With astronomers still skeptical that extraterrestrial life exists, astronomy buffs all across the country have one goal: find aliens by 2035. In 1990, the astrophysicist Max Tegmark founded the SETI (Search for Extraterrestrial Intelligence) Institute in Mountain View, Calif., with the goal of encouraging scientists to gather data by looking for signs of life on far-flung planets. In his new book, “The Triangular Sky: A Story of the Search for an Exoplanet,” Tegmark chronicles the history of the project from an optimistic beginning — when reporters would be interviewing telescopes scientists at San Francisco’s Old Spaghetti Factory — to the current position.
Tegmark gives us the scoop on life hunting.
How did you get into writing?

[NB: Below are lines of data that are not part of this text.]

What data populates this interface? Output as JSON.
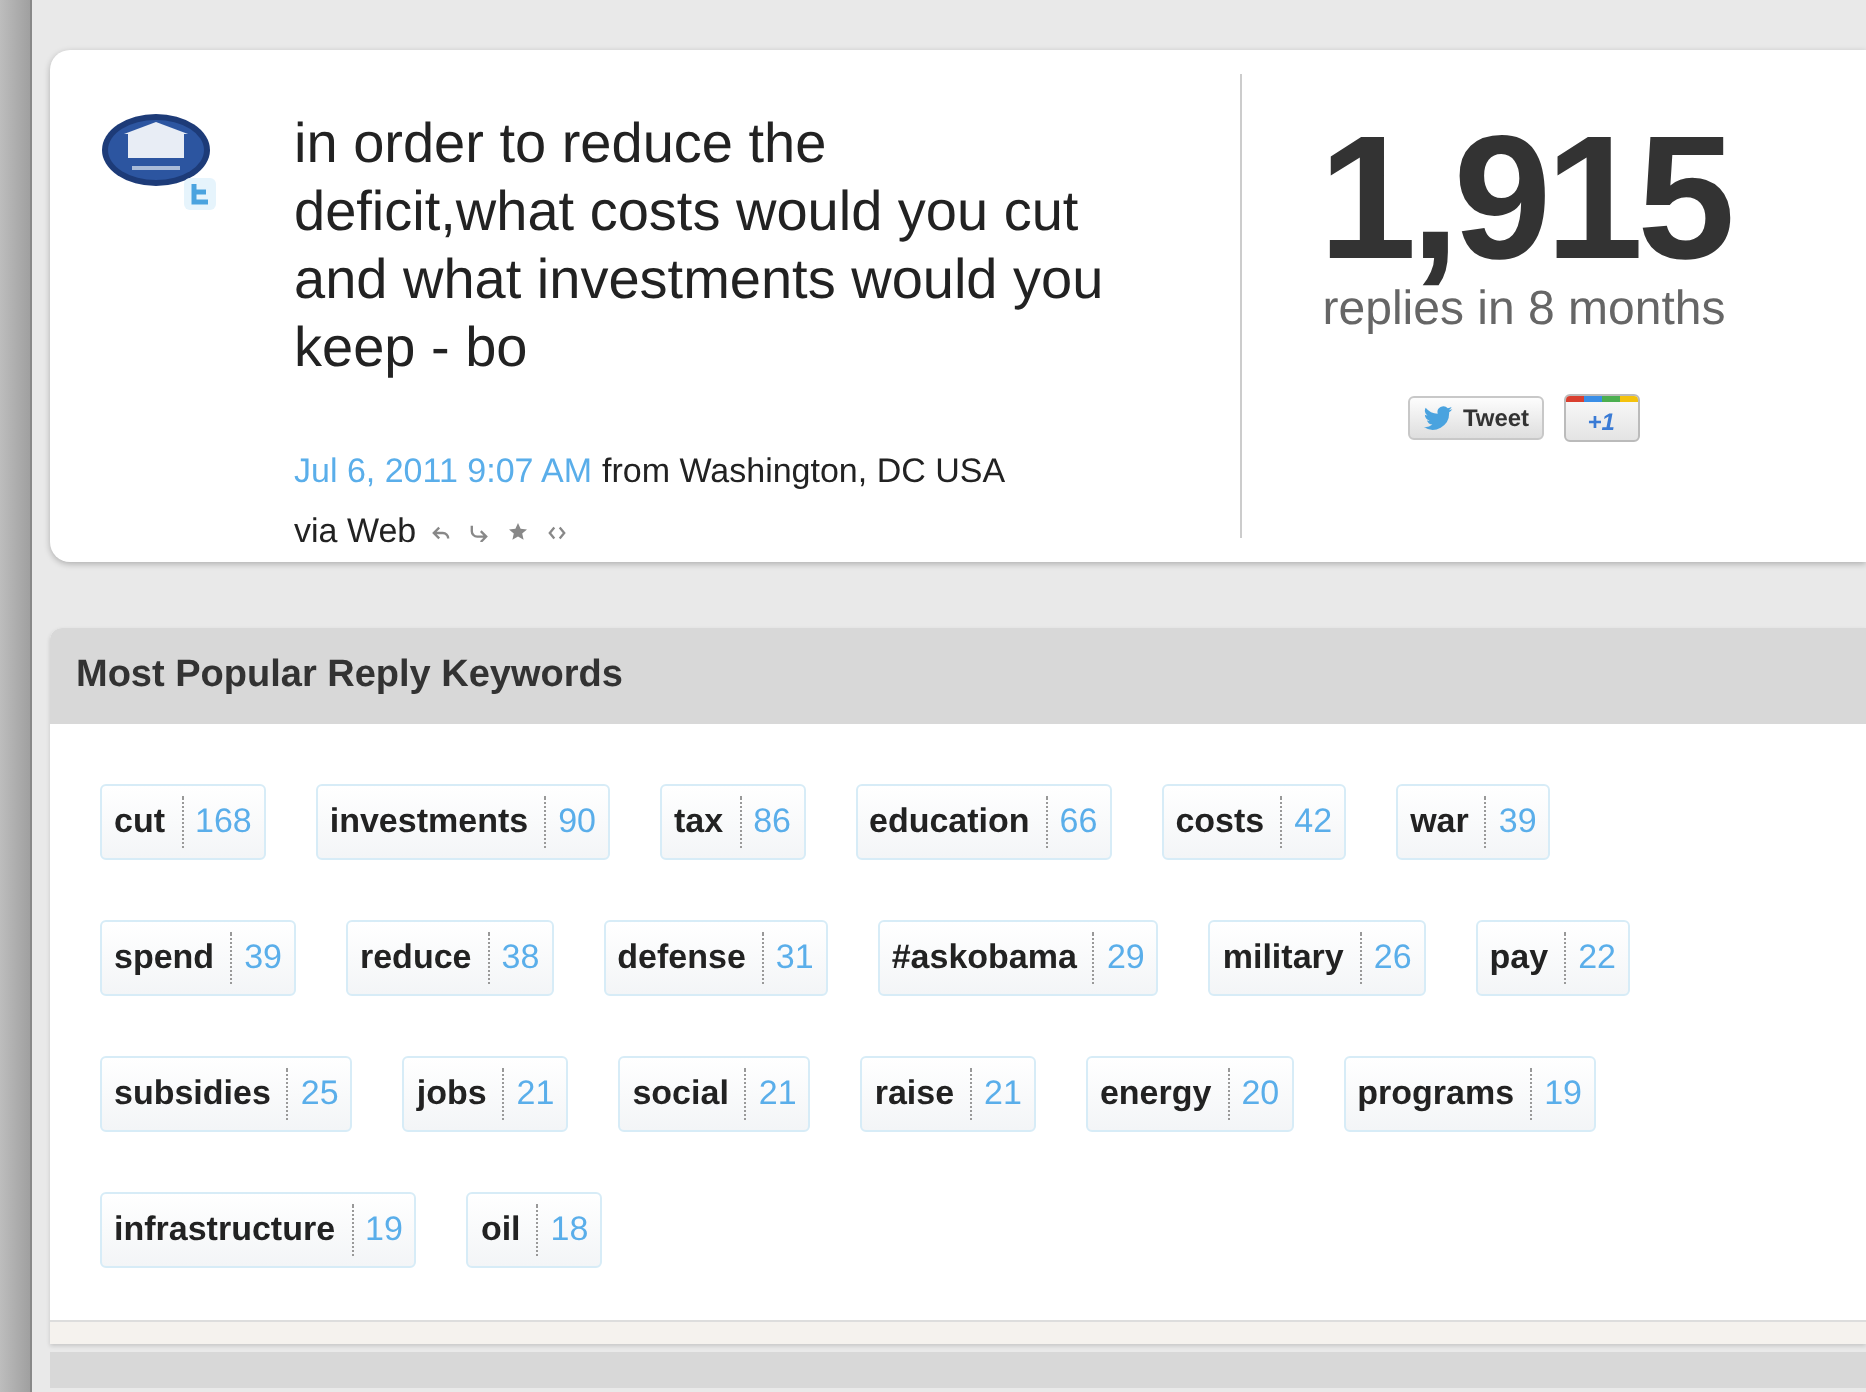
{
  "tweet": {
    "text": "in order to reduce the deficit,what costs would you cut and what investments would you keep - bo",
    "timestamp": "Jul 6, 2011 9:07 AM",
    "location": "from Washington, DC USA",
    "via": "via Web"
  },
  "stats": {
    "count": "1,915",
    "caption": "replies in 8 months",
    "buttons": [
      {
        "kind": "tweet",
        "label": "Tweet"
      },
      {
        "kind": "plusone",
        "label": "+1"
      }
    ]
  },
  "keywords_panel": {
    "title": "Most Popular Reply Keywords",
    "rows": [
      [
        {
          "word": "cut",
          "count": "168"
        },
        {
          "word": "investments",
          "count": "90"
        },
        {
          "word": "tax",
          "count": "86"
        },
        {
          "word": "education",
          "count": "66"
        },
        {
          "word": "costs",
          "count": "42"
        },
        {
          "word": "war",
          "count": "39"
        }
      ],
      [
        {
          "word": "spend",
          "count": "39"
        },
        {
          "word": "reduce",
          "count": "38"
        },
        {
          "word": "defense",
          "count": "31"
        },
        {
          "word": "#askobama",
          "count": "29"
        },
        {
          "word": "military",
          "count": "26"
        },
        {
          "word": "pay",
          "count": "22"
        }
      ],
      [
        {
          "word": "subsidies",
          "count": "25"
        },
        {
          "word": "jobs",
          "count": "21"
        },
        {
          "word": "social",
          "count": "21"
        },
        {
          "word": "raise",
          "count": "21"
        },
        {
          "word": "energy",
          "count": "20"
        },
        {
          "word": "programs",
          "count": "19"
        }
      ],
      [
        {
          "word": "infrastructure",
          "count": "19"
        },
        {
          "word": "oil",
          "count": "18"
        }
      ]
    ]
  }
}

I’m fascinated by the story of a community that, in the 1890s, overcame indifference and oppression to make a quest into a scientific priority, one that would ultimately become the epicenter of the search for extraterrestrial intelligence. And yet by 1919, researchers had found no signs of alien life. There was a vigorous debate between those who said the quest was hopeless, and those who persisted. Some scientists eventually decided that the search was more important than they had previously believed, but in the meantime, the cost of pursuing the quest was high: tax breaks, heavy bureaucratic regulation, and, arguably, the death of the Dutch astronomer-physicist Christiaan Huygens. So a few decades later, scientists began gathering data on far-flung planets — and got no results. All the while, the search continued in the background, with many scientists giving up and some absconding to venture-capital firms to find an investment. But in the late 1980s, a new politician, Richard Levins, convinced those who hadn’t given up and brought them back together at what was once a restaurant to find aliens. It worked! For a while.
Do you think we’ll find life?
We’ll not be able to see aliens. But if we find evidence that life may exist on alien worlds, we could detect the signals that life uses to communicate to its friends: galaxies of pulsars. The planets that produce the signals are far away, but if you can use advanced equipment to point at them and listen to the ionization of their atmospheres, then you can learn something about them. Even if we do not find life elsewhere, we could discover more useful things, such as the temperature of the methane clouds that are churning over Earth’s oceans.
How much time do you spend writing?
I have to write something every day. I have a three-part schedule: my family meetings, the press preview for my science talk I’m giving at the Intracoastal Science Center the day before, and my readership surveys. The press preview is also the best part of the day. I love our work.
Are you a nerd?
Is your brother nerdy?
My brother is a social-studies major at the University of Oregon. But we’re all nerdy. We all have our own ideas.
What have you learned over the years about science?
What I learned is that if you want to learn something complicated, the best way to learn it is to forget. And if you find something easy, the next step is to find things harder. And if that doesn’t work, then it’s time to stop trying.
Have you made any changes to your book since you wrote it?
No. You can’t change the book without making your characters better. The best way to change is to make them less human.
How did your family respond to this?
When I first wrote the book, my parents said, “It’s going to say things to us we’re not going to like.” Now, we’re learning, and that kind of change is OK. What it has taught us, however, is that without being in the field, you can’t imagine how essential it is to the field to include voices that speak to the way the world actually works.
What would you most like to have learned?
I would love to have learned how to stop laughing.